Building upon the natural experience, the visitor center has an open and bright atmosphere with abundant natural light. A standout feature of the lobby design is the main lantern feature suspended from above the ceiling. The lantern includes a custom-designed “scrim” perforated in a pattern inspired by the Garden’s specimen Gingko tree that is on axis with the entry. By providing dapped light into the lobby, the scrim replicates the light quality found in a forest clearing.
For more information about the design process of the scrim, read “Designing the Scrim at the Jack C. Taylor Visitor Center.”
In addition to the direct elements of plants and sunlight, our team also incorporated biophilic elements throughout several aspects of the interior design. Looking down, visitors will notice unique terrazzo flooring with hand-laid inlays of local river rock, stones, and brass accents imitating tree leaves.

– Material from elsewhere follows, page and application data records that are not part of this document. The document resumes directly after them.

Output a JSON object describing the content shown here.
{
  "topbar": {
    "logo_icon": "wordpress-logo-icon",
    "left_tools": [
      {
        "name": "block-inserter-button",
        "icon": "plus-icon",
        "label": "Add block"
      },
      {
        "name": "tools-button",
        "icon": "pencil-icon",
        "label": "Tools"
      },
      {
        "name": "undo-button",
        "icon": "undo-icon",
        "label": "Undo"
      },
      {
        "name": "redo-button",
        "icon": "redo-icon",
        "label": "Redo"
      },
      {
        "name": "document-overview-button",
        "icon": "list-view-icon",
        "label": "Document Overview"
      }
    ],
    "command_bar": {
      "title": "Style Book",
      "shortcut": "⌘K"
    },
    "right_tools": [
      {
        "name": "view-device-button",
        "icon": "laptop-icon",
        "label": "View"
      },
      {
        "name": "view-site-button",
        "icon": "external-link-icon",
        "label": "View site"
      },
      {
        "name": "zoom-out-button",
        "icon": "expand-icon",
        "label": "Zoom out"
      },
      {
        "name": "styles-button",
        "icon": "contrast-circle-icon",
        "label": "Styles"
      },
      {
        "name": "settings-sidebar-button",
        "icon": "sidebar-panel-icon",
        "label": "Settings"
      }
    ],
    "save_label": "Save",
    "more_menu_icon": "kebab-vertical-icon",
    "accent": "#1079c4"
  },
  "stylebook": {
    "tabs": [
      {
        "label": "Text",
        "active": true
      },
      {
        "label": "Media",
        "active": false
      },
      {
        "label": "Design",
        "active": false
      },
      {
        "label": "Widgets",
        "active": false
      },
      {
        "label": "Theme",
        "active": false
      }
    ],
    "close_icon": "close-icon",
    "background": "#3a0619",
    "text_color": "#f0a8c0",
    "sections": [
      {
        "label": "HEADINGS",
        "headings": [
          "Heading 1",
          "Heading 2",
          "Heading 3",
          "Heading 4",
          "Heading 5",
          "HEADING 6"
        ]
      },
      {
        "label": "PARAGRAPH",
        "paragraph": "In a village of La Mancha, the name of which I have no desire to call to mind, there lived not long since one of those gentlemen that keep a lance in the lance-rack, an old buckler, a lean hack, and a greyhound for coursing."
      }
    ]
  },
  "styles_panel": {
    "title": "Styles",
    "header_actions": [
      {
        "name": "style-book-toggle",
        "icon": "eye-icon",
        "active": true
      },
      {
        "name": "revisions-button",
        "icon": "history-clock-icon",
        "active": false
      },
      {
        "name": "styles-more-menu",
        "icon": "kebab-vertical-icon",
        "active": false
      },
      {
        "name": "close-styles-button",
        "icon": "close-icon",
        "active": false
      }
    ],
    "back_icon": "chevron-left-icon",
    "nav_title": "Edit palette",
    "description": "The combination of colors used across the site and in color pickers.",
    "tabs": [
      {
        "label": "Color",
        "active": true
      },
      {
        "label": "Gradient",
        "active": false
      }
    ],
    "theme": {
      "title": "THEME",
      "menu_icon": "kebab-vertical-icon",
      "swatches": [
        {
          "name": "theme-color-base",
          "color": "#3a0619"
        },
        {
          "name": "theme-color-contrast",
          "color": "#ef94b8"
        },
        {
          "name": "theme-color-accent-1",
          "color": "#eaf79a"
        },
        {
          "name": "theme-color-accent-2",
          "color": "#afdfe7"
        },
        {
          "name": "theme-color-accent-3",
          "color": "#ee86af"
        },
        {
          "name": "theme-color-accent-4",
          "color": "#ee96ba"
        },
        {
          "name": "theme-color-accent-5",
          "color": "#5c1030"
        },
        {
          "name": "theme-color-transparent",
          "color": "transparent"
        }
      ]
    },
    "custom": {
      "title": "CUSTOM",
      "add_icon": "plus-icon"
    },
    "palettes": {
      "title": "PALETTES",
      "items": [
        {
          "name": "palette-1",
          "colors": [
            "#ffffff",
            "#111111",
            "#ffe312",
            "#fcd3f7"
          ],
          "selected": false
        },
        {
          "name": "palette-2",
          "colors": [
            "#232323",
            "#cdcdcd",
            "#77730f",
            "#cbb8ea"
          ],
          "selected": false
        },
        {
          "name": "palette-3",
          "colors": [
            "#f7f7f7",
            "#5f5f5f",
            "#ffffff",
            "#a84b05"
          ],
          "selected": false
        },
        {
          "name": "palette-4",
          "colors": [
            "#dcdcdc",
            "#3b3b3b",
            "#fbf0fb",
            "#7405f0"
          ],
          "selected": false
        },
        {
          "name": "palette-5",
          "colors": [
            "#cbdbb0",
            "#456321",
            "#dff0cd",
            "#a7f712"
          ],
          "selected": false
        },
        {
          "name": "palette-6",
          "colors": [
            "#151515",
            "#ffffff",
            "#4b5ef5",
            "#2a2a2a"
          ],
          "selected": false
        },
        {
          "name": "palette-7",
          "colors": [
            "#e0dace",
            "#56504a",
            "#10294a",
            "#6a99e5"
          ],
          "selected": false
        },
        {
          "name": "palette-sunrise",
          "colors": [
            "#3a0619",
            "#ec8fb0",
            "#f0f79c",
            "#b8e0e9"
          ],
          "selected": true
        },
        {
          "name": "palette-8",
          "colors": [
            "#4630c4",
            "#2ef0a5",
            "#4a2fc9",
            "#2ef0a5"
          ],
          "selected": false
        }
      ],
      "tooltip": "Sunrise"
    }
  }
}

The ticketing and visitor engagement desk forms are influenced and inspired by the shape of rounded rocks and pebbles, with bud vases recessed in the counter to hold cuttings of plants in bloom. Sustainable lighting pendants above are intended to provide a luminescent sparkle similar to that of fireflies or droplets of rain.
Walls dividing the dining areas and café include pressed botanical specimens from the Garden’s collection, while the overhead lighting mimics the form of roses in full bloom. The dining area, designed with our local architectural partners, Tao + Lee, also includes a statement seating bench made from the trunk of a Shumard Oak tree that had previously been part of the Garden’s living collection before reaching the end of its natural life span.
Of course, there is more to biophilic design that just reflecting nature. It is also important to design with an environmental sensitivity by preserving resources and reducing carbon emissions wherever possible. While pursuing a LEED Gold certification, our design team made many careful decisions surrounding shading, interior and exterior ventilation, rooftop solar panels, and rainwater displacement to ensure that the Jack C. Taylor Visitor Center reflects the Garden’s overall mission and sustainability goals.